  • Editor: Adrian Kiernander

  • Copyright Internet Shakespeare Editions. This text may be freely used for educational, non-proift purposes; for all other uses contact the Coordinating Editor.
    Author: William Shakespeare
    Editor: Adrian Kiernander
    Peer Reviewed

    Richard the Third (Quarto 1, 1597)

    Enter two Cittizens.
    1 Cit. Neighbour well met, whither away so fast?
    2 Cit. I promise you, I scarcely know my selfe.
    1 Heare you the newes abroad?
    2 I, that the King is dead.
    1 Bad newes birlady, seldome comes the better,
    1440I feare, I feare, twill prooue a troublous world.
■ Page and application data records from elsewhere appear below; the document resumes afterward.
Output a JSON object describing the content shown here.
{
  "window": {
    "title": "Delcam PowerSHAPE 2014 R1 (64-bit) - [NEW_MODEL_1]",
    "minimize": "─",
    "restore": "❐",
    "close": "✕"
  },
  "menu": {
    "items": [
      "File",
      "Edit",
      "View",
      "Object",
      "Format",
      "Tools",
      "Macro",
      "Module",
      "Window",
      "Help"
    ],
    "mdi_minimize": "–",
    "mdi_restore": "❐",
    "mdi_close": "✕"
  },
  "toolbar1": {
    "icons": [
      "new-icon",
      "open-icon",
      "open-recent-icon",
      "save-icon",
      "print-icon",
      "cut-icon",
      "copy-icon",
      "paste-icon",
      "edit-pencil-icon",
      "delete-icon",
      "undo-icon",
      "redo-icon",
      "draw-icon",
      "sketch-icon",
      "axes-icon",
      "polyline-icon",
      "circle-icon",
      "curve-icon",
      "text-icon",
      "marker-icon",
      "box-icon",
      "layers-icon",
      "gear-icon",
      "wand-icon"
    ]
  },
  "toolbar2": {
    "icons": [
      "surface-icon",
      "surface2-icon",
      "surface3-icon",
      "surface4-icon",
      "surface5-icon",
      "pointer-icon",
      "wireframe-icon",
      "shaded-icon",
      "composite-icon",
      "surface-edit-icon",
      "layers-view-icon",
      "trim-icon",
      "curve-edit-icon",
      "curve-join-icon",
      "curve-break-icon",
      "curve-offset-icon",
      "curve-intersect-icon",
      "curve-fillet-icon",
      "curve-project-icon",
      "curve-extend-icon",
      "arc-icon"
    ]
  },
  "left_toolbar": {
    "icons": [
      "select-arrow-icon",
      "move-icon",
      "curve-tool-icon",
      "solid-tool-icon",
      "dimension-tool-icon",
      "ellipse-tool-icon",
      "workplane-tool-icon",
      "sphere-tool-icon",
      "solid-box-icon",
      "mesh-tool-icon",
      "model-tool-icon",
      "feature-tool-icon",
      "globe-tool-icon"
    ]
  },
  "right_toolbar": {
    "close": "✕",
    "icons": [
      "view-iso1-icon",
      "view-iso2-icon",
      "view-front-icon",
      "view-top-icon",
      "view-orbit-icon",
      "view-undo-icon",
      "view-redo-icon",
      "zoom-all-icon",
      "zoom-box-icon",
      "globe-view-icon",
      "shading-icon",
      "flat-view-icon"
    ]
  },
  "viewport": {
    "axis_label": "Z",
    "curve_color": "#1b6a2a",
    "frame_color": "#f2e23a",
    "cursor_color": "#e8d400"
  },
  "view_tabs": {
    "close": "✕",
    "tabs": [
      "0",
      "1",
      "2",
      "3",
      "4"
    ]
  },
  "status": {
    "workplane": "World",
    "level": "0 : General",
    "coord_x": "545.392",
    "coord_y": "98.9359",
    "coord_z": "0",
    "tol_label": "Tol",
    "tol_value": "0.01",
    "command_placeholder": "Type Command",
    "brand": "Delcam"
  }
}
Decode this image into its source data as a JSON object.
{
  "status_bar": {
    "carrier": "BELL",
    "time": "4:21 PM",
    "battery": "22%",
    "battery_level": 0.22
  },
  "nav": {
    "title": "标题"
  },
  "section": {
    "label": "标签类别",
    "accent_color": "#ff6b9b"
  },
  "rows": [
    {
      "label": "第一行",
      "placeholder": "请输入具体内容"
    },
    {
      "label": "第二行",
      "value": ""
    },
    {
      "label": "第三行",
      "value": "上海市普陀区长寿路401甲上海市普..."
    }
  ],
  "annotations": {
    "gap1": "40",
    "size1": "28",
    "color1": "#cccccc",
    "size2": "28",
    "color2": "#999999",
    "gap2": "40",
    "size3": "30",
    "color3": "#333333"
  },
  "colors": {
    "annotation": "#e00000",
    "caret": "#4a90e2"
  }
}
Ent. ano- ther Citt.
    3 Cit. Good morrow neighbours.
    Doth this newes hold of good King Edwards death?
    14451 It doth.3Then masters looke to see a troublous world
    1 No no, by Gods good grace his sonne shall raigne.
    3 Woe to that land thats gouernd by a childe.
    2 In him there is a hope of gouernement,
    1450That in his nonage counsell vnder him,
    And in his full and ripened yeres himselfe,
    No doubt shall then, and till then gouerne well.
    1 So stoode the state when Harry the sixt
    Was crownd at Paris, but at ix. moneths olde.
    14553 Stoode the state so? no good my friend not so
    For then this land was famously enricht
    With pollitike graue counsell: then the King
    Had vertuous Vnckles to protect his Grace.
    2 So hath this, both by the father and mother.
    14603 Better it were they all came by the father,
    Or by the father there were none at all:
    For emulation now, who shall be neerest:
    Will touch vs all too neare, if God preuent not.
    Oh full of danger is the Duke of Glocester,
    1465And the Queenes kindred hauty and proud,
    E3 And
    The Tragedy
    And were they to be rulde, and not to rule,
    This sickly land might solace as before.
    2 Come come, we feare the worst, all shalbe well.
    3 When cloudes appeare, wise men put on their clokes:
    1470When great leaues fall, the winter is at hand:
    When the sunne sets, who doth not looke for night:
    Vntimely stormes, make men expect a darth:
    All may be well: but if God sort it so,
    Tis more then we deserue or I expect.
    14751 Truely the soules of men are full of bread:
    Yee cannot almost reason with a man
    That lookes not heauily, and full of feare.
    3 Before the times of change still is it so:
    By a diuine instinct mens mindes mistrust
    1480Ensuing dangers, as by proofe we see.
    The waters swell before a boistrous storme:
    But leaue it all to God: whither away?
    2 We are sent for to the Iustice.
    3 And so was I, Ile beare you company. Exeunt.